Data excerpts
☆ ☆ ☆ ☆
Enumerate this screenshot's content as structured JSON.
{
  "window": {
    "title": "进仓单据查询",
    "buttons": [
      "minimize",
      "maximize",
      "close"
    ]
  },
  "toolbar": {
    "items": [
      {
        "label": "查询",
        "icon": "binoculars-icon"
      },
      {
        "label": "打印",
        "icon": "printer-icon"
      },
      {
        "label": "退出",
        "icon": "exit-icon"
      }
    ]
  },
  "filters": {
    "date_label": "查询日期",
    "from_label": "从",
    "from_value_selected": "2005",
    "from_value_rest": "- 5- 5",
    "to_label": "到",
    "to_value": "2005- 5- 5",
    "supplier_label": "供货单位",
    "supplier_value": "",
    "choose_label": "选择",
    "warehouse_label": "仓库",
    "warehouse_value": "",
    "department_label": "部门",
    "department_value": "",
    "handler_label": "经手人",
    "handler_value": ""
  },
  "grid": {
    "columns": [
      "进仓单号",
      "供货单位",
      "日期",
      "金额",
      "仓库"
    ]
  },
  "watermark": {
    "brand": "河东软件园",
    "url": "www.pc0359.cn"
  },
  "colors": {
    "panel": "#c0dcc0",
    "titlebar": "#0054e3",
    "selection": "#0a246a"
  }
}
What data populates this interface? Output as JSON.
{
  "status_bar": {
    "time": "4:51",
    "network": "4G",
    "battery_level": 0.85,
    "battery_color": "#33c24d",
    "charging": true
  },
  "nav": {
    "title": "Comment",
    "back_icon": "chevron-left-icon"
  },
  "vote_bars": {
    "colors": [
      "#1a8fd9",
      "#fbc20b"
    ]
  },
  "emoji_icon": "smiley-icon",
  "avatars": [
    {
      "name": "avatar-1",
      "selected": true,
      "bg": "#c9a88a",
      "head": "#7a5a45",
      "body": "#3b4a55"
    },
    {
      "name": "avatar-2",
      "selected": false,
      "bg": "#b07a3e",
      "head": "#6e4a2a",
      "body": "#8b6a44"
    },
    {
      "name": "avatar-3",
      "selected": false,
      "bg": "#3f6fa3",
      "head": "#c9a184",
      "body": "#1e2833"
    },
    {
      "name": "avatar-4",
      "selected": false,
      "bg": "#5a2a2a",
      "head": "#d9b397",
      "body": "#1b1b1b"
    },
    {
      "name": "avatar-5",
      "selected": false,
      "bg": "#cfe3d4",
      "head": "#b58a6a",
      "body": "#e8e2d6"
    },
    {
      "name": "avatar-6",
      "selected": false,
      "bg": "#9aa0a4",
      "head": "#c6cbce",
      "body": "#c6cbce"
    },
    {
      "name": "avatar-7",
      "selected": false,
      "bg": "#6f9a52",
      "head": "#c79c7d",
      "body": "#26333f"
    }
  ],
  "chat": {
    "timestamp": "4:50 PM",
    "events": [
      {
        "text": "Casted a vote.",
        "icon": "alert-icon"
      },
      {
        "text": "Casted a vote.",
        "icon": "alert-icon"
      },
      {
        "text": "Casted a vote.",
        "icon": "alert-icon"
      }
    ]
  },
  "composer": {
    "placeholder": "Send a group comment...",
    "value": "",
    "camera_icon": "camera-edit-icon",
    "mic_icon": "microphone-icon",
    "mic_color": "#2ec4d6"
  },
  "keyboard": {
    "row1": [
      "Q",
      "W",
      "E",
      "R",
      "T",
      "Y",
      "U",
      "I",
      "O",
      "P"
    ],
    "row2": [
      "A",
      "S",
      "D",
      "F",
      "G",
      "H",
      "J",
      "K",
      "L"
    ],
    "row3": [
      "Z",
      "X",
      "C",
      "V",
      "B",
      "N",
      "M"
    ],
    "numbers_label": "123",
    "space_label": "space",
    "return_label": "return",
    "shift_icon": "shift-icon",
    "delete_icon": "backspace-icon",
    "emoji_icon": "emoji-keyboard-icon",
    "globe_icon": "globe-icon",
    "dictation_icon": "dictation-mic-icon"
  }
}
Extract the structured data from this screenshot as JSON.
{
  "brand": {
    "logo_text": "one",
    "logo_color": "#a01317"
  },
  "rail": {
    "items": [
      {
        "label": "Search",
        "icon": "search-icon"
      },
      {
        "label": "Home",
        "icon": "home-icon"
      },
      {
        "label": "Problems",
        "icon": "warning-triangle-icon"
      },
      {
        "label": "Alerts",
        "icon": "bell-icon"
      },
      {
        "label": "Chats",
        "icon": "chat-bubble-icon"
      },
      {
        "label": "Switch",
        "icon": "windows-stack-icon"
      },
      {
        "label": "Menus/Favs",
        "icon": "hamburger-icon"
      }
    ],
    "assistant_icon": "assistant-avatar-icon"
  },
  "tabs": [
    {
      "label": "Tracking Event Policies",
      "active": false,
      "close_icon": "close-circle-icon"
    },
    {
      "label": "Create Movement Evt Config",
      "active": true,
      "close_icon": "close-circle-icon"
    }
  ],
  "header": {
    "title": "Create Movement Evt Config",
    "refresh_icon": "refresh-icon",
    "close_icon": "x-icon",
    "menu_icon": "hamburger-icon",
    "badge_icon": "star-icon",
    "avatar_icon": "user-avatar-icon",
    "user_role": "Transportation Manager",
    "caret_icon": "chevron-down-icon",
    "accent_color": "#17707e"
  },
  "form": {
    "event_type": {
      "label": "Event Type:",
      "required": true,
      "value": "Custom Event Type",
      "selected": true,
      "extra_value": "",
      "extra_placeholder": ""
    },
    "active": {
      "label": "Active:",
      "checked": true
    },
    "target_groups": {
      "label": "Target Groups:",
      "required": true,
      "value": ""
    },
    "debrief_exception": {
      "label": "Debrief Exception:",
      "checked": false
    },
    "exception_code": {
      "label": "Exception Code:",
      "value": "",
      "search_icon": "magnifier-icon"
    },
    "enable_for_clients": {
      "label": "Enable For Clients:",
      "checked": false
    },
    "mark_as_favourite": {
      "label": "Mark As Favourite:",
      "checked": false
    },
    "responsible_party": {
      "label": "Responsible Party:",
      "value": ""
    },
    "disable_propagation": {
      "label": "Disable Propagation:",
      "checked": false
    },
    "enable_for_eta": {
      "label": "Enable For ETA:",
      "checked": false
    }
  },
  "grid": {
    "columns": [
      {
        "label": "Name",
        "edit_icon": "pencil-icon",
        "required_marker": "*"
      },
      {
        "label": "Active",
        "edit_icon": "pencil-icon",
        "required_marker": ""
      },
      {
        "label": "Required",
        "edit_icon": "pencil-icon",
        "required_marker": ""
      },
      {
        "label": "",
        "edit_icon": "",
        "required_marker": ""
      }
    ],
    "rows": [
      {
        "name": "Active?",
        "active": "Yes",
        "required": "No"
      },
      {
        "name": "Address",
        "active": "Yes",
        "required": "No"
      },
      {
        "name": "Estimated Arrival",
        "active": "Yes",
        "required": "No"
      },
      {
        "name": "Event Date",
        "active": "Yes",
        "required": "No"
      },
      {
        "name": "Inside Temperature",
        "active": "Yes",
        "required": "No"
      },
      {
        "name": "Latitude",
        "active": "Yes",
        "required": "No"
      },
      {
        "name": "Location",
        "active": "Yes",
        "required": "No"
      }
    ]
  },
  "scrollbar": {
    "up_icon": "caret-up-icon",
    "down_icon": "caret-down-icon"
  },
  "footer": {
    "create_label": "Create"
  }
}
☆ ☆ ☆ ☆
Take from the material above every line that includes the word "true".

    "charging": true
      "selected": true,
      "active": true,
      "required": true,
      "selected": true,
      "checked": true
      "required": true,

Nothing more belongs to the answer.